Would You Let a Friend Breastfeed Your Baby?
Breastfeeding is hard. The latching, the timing, the pain. For Lisa C. Baker at Mommyish, the only problem she had when she was breastfeeding her first child was not getting a break. Baker had plenty of milk to give and her daughter had no problem drinking it, nursing for three hours at a stretch. In fact, Baker had so much to share she did something a lot of people, doctor’s included frown upon. She breastfed someone else’s baby.
Baker found breastfeeding her voracious daughter exhausting because she never had a moment to herself. She was happy to be able to provide what her little girl needed, of course, but it was overwhelming. So much so, she dreamed of having a wet nurse, but none of her friends were interested.
At a party years later, and after having a second, less hungry baby, Baker still had an oversupply of milk. When a new mother of twins asked her to hold one of her babies she asked to put her milk supply to good use. She asked her friend if she could breastfeed the boy instead of him having to wait until his sister was done feeding. It’s not somethings doctors recommend because breastmilk is a bodily fluid that can potentially carry diseases but, she points out, “in the U.S., pregnant women are routinely tested for STDs, and a mother who’s safely breastfeeding her own baby is probably healthy enough to breastfeed another.
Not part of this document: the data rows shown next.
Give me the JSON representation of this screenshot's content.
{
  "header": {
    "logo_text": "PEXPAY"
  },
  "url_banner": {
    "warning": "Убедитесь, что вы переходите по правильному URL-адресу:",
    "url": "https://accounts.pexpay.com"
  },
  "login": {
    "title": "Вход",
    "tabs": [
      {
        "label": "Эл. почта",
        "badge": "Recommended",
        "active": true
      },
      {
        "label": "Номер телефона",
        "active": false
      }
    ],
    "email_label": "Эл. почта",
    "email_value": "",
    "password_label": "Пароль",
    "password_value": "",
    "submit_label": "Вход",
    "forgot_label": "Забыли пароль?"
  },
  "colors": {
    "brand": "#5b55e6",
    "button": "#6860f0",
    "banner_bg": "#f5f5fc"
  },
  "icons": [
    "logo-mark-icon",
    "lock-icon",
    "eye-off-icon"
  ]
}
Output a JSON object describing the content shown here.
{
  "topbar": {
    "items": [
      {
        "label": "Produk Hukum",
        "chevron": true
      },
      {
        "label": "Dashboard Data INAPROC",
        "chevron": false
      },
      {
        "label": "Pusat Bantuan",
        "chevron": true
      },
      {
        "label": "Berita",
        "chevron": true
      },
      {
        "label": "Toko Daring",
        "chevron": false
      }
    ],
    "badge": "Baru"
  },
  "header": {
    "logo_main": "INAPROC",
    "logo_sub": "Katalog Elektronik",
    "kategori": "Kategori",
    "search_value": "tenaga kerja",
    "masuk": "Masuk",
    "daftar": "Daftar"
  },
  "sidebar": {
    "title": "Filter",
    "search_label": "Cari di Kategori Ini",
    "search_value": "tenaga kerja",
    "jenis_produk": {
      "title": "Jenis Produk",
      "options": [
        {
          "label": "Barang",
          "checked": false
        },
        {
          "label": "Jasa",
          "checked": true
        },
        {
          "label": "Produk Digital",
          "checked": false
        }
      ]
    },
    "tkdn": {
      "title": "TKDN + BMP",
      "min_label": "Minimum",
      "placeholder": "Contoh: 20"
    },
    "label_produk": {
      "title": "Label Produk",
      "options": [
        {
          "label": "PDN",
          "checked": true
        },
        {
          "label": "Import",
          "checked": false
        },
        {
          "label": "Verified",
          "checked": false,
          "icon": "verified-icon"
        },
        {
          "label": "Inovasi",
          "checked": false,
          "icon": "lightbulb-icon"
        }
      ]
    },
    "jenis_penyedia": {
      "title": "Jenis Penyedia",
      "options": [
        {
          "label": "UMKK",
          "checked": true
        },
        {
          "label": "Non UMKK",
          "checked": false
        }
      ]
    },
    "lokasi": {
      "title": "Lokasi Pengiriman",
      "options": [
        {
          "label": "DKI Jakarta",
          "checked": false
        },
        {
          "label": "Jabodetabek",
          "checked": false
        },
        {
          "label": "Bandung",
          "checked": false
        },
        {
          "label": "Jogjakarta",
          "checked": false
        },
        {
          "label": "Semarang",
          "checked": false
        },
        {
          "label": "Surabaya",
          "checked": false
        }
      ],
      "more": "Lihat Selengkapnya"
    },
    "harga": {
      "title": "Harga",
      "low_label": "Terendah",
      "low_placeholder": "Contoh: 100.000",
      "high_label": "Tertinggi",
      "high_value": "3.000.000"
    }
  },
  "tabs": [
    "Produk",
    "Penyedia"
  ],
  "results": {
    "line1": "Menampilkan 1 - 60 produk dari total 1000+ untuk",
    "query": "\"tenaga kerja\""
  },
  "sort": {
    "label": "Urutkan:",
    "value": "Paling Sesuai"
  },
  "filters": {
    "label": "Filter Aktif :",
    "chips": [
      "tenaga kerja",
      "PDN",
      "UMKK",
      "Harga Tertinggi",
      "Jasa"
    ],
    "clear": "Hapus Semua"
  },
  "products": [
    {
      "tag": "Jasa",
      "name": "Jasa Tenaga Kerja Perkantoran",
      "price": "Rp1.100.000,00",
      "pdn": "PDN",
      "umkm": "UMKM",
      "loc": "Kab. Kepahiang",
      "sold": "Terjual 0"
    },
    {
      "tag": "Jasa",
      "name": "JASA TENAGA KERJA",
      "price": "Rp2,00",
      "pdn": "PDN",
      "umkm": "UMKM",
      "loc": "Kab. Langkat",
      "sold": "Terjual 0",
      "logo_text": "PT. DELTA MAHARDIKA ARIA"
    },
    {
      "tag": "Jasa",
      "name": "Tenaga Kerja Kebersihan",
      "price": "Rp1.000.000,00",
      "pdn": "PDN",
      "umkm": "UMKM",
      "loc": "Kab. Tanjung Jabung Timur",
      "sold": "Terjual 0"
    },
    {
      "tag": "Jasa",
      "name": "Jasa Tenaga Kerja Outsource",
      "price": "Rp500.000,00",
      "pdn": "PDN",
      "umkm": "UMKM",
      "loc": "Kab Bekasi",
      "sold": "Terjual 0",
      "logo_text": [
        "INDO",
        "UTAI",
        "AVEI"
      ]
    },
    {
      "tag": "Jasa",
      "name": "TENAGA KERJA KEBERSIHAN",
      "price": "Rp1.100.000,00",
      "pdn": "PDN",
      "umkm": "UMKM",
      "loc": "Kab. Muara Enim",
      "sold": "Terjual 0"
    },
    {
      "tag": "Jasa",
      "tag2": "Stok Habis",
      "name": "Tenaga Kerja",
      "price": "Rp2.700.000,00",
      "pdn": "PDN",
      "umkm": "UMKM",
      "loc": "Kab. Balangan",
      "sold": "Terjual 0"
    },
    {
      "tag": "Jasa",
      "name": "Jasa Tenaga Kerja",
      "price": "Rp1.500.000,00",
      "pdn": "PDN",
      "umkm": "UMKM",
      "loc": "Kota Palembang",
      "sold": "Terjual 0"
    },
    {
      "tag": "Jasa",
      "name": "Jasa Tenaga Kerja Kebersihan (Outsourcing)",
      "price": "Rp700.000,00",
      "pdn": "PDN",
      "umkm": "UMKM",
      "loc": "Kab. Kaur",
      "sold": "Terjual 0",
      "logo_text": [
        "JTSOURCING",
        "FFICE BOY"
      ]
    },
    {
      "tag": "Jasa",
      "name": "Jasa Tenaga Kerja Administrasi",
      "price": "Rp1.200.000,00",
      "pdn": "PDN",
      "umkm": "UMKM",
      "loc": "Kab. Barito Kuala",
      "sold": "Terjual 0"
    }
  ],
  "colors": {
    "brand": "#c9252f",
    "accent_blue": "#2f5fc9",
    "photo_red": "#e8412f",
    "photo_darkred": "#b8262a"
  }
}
And if the woman is a close friend who you trust to tell the truth about her own health — why not cross-nurse?”
The experience was a rewarding one.
“I sat down in the rocking chair across from her and offered him my breast. Within minutes both twins were drifting to sleep, one on her breast and one on mine. His face looked strange at that angle — so different from either of my baby’s. His newborn latch, too, felt different from my son’s. But the way he relaxed against my body, curling his fingers around mine? That was exactly the same.”
But what it really comes down to for Baker is feeding babies. Feeding babies take time and that’s something all mothers need more of. She’d happily do it again.”If you’re breastfeeding a bottle-averse baby and desperate for a break, you should give me a call.”